→ **Task objective**: Below, find each line holding "Word" and state how many there are, using the number alone.

(Data records for software interfaces)
^^^^^^^^

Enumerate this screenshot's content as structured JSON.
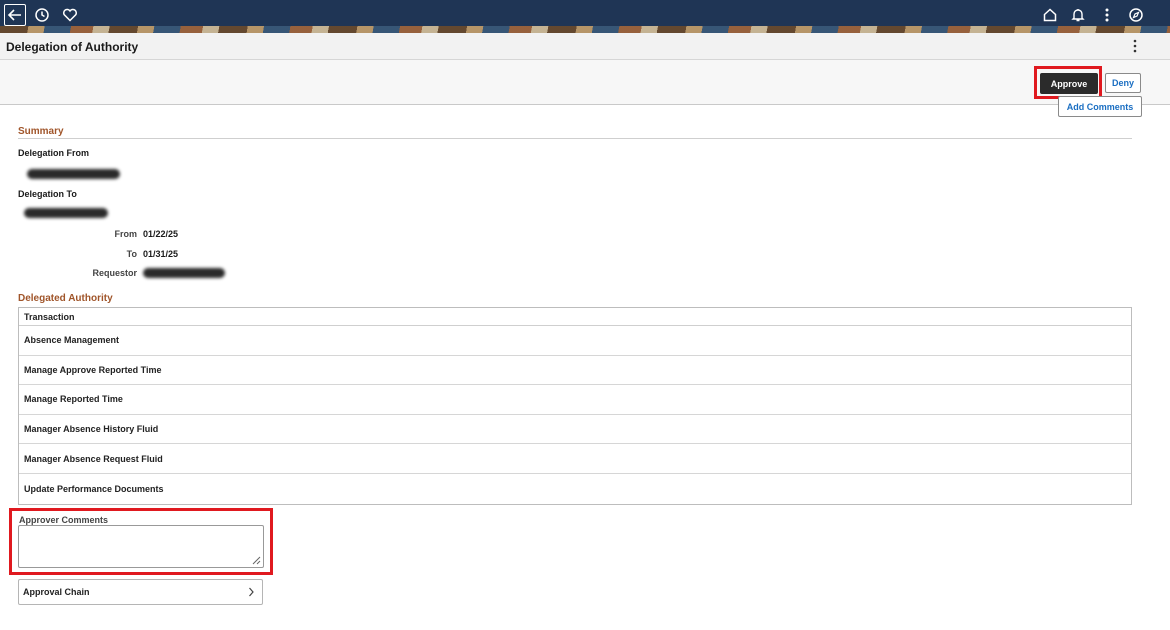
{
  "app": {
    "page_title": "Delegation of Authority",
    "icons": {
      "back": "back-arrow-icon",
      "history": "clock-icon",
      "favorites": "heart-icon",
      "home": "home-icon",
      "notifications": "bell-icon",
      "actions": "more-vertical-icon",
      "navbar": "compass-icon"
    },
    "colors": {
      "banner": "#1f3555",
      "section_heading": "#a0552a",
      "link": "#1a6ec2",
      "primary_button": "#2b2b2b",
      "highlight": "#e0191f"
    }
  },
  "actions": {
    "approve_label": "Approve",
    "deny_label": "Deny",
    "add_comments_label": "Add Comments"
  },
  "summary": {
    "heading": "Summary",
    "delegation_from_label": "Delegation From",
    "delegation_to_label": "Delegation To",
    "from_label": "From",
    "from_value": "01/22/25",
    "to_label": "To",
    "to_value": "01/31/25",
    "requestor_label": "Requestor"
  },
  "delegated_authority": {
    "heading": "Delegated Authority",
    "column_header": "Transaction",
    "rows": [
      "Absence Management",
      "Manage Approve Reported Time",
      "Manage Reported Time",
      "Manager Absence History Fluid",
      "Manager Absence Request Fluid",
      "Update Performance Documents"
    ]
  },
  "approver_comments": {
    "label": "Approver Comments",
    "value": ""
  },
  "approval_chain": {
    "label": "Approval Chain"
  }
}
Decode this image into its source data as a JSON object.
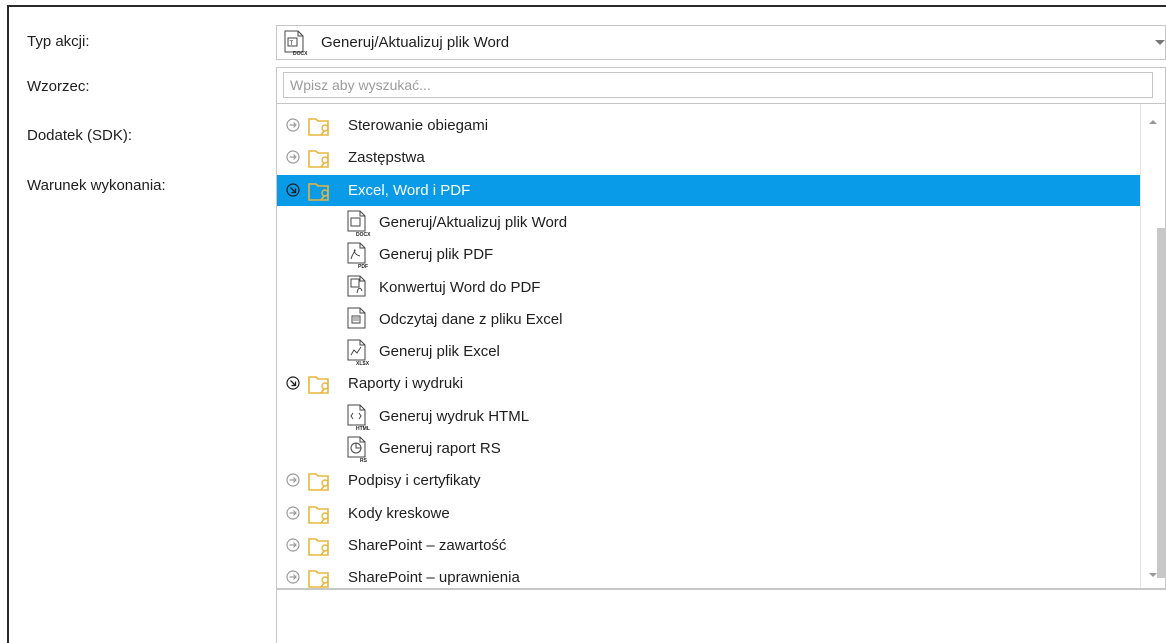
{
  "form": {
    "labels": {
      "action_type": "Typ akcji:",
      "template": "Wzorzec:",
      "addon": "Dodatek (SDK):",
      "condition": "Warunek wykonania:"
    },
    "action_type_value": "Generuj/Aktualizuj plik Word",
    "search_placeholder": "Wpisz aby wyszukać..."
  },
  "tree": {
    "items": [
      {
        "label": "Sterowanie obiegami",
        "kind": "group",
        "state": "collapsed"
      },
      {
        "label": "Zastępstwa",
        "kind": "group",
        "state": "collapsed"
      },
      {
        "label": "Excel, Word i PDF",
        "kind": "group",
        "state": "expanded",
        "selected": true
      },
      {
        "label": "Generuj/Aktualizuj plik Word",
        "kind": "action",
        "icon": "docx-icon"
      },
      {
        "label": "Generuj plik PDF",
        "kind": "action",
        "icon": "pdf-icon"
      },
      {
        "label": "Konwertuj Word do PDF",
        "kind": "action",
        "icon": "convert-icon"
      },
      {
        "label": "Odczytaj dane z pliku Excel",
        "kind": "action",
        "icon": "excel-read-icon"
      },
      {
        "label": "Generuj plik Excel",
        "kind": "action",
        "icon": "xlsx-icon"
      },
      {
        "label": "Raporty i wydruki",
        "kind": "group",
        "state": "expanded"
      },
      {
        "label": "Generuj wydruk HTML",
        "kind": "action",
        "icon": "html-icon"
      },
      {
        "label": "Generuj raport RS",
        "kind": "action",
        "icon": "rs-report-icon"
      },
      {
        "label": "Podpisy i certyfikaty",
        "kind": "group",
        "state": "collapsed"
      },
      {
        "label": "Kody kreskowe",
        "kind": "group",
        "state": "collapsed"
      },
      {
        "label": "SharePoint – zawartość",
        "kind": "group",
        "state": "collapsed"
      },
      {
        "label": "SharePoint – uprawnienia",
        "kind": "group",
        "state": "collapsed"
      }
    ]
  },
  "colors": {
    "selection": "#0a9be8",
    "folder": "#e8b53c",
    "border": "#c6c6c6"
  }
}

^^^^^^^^

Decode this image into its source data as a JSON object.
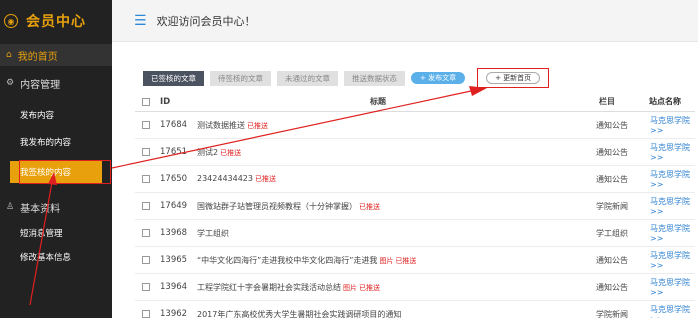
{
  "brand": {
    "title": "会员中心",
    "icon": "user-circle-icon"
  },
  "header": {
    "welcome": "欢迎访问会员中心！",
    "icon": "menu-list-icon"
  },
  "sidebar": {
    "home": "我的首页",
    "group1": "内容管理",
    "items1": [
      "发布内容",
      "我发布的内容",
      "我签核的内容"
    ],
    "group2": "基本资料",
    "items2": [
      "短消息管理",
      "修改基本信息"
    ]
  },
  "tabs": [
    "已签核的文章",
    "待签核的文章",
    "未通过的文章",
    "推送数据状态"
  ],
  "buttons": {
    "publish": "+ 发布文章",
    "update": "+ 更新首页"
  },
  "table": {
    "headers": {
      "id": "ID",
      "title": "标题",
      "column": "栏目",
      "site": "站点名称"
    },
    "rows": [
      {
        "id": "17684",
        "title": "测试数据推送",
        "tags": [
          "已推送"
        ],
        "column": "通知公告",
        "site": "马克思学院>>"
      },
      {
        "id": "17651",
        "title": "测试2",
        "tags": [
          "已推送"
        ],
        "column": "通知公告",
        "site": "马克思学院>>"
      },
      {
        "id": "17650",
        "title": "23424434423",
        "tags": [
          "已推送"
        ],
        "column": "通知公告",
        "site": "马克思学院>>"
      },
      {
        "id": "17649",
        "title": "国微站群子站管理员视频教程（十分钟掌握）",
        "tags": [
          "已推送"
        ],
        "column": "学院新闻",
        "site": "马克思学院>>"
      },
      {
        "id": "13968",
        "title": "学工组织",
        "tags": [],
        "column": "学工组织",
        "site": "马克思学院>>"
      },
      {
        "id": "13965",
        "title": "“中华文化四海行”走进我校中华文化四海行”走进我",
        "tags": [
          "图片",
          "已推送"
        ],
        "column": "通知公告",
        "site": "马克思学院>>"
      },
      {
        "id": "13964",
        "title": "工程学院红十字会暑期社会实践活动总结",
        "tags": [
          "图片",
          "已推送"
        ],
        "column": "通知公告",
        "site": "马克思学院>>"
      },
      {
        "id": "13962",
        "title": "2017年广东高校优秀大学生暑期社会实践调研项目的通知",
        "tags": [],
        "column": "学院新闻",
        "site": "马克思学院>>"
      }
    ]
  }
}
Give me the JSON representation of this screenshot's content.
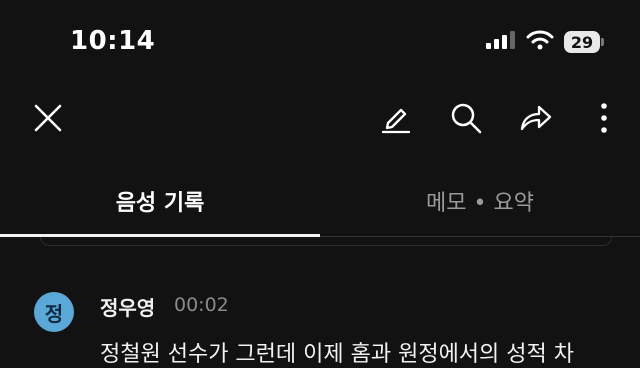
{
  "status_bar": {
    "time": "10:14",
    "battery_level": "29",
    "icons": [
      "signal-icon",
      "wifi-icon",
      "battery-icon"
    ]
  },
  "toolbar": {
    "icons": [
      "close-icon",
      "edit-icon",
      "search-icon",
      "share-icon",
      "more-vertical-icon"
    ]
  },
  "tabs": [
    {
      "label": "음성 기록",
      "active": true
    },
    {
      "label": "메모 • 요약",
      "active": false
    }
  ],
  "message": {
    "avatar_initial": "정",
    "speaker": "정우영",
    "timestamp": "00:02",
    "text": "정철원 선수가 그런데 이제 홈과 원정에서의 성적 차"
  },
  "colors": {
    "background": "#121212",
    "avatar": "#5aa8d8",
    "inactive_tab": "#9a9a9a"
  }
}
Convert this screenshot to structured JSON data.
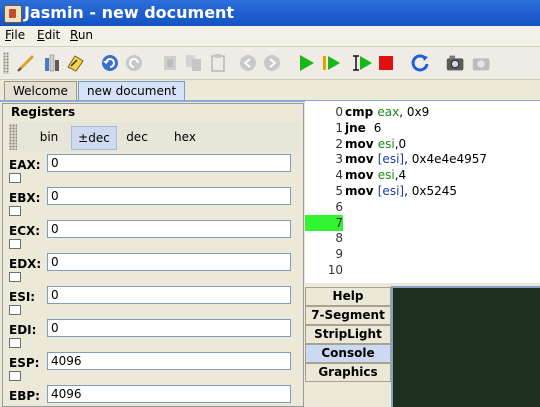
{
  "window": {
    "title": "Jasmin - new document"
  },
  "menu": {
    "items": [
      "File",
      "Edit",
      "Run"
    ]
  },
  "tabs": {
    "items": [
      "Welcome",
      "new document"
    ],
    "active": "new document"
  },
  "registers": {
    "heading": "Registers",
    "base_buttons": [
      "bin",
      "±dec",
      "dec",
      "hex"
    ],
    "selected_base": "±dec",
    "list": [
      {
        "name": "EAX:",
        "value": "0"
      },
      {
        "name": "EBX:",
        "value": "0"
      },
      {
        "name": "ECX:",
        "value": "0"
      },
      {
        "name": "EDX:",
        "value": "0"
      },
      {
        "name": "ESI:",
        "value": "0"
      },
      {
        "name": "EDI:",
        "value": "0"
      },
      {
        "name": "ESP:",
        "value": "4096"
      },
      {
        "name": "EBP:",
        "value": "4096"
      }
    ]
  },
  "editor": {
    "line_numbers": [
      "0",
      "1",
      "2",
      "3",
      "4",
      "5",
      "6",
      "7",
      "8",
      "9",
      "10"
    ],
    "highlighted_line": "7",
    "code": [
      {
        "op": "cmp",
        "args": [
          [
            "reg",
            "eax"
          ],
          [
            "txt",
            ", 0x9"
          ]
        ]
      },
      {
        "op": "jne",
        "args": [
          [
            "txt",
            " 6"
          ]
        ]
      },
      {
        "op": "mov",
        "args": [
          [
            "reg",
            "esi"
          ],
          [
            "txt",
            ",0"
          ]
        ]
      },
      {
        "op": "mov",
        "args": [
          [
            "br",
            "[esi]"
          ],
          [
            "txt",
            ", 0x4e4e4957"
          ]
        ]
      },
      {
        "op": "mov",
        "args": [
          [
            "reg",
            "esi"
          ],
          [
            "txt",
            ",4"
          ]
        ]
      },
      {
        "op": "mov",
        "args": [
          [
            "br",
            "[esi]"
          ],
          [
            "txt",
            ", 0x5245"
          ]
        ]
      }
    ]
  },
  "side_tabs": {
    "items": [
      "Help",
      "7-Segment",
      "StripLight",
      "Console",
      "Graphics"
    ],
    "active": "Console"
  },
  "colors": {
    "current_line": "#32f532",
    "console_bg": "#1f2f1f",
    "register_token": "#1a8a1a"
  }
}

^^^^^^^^

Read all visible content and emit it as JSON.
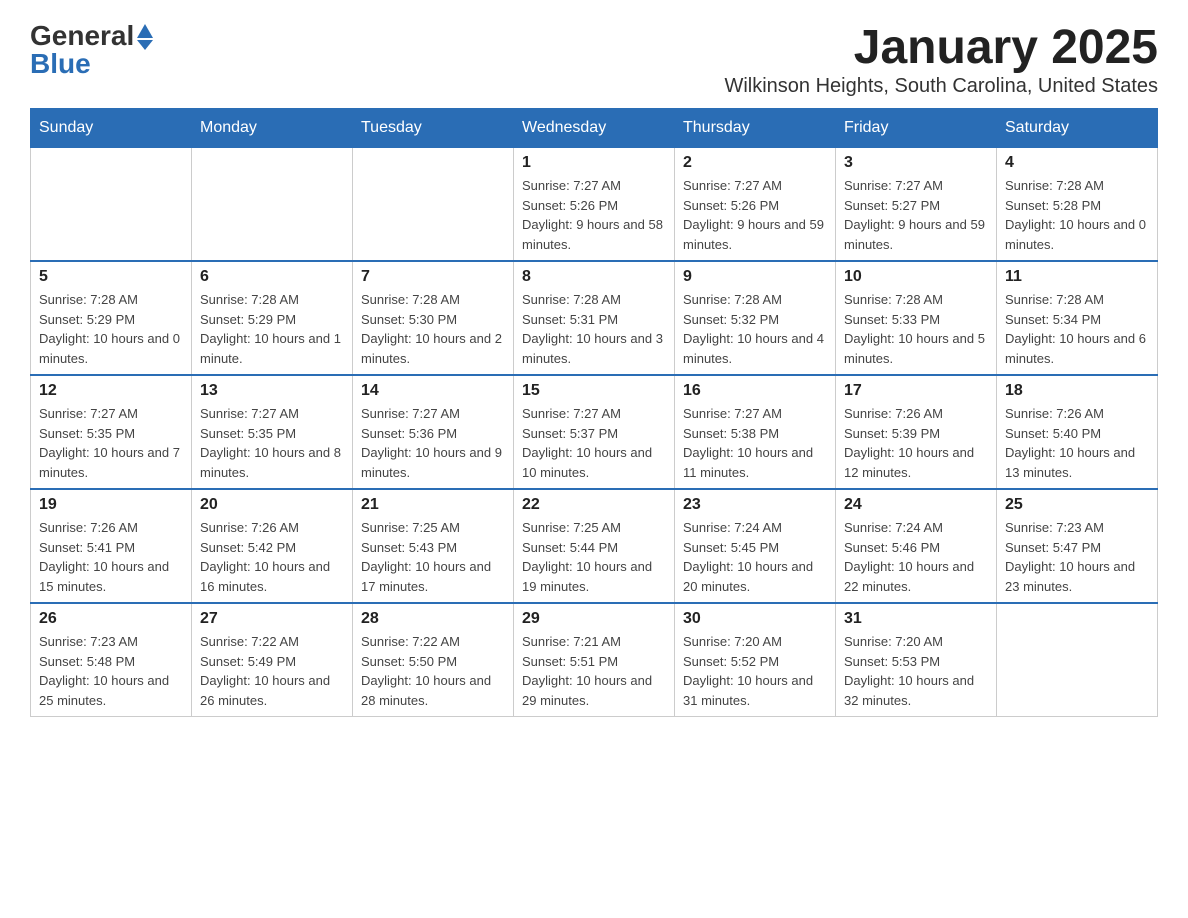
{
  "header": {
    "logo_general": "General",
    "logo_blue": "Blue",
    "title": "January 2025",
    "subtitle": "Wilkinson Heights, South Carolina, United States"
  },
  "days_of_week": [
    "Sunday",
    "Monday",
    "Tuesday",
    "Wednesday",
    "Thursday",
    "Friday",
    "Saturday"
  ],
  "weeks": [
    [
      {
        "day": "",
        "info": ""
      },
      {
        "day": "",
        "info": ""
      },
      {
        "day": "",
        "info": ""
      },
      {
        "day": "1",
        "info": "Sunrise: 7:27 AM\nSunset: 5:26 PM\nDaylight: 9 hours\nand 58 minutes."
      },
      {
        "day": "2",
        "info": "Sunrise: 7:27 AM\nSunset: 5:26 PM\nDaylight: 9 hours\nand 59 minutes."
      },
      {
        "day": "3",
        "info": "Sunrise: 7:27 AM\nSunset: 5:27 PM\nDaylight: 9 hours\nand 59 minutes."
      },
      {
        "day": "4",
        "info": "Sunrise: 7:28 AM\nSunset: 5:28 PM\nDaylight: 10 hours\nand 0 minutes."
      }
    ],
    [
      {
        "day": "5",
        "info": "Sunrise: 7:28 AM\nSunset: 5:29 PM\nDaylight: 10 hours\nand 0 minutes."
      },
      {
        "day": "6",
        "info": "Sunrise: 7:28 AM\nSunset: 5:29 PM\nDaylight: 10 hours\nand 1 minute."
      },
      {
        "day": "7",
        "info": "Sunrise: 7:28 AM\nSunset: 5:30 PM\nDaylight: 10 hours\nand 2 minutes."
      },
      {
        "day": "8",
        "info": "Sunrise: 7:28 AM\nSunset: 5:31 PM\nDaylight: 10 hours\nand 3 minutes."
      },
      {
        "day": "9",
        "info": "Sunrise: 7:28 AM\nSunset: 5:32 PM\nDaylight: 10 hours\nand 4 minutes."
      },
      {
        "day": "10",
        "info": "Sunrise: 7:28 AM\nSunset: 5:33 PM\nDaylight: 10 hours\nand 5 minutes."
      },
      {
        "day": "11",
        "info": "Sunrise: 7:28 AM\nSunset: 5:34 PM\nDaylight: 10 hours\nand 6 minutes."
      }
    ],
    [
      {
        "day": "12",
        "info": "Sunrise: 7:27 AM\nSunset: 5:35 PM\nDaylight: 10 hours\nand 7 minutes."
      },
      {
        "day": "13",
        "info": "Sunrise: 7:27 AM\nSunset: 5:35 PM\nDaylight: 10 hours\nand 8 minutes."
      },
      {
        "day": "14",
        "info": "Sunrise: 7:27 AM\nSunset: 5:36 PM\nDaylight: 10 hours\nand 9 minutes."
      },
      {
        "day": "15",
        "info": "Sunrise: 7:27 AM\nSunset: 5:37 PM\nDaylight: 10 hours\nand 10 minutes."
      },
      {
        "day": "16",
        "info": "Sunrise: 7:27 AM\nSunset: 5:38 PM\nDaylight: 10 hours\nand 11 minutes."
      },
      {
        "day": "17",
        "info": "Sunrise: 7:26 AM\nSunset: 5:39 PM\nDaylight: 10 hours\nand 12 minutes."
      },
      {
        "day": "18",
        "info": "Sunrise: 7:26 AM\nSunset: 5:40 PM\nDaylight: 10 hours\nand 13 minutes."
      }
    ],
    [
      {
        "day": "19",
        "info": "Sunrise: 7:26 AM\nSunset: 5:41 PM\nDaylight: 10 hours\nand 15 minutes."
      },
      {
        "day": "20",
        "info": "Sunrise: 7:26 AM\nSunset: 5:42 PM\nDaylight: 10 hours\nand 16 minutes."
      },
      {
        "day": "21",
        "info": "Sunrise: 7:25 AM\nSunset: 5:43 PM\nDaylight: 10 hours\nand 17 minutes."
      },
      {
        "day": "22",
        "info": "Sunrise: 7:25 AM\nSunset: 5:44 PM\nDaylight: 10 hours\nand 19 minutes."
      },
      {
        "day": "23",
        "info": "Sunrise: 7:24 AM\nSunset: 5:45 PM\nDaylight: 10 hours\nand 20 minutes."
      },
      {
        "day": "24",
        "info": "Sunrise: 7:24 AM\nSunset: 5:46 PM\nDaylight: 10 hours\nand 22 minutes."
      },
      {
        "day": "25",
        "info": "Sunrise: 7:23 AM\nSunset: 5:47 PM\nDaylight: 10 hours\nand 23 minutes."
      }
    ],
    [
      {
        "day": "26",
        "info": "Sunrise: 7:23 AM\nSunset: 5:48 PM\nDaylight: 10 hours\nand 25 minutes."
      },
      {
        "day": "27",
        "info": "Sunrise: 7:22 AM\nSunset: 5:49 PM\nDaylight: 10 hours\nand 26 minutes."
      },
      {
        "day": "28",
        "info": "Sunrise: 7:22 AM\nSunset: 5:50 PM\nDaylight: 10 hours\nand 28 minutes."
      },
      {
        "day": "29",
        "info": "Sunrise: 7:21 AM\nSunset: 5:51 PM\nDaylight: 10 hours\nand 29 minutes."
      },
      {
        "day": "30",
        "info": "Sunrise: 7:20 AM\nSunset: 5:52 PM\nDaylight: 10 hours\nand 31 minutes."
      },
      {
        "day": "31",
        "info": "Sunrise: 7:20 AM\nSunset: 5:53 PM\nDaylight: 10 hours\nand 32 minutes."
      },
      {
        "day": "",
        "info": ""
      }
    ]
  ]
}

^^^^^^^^

→ **Output below**: 4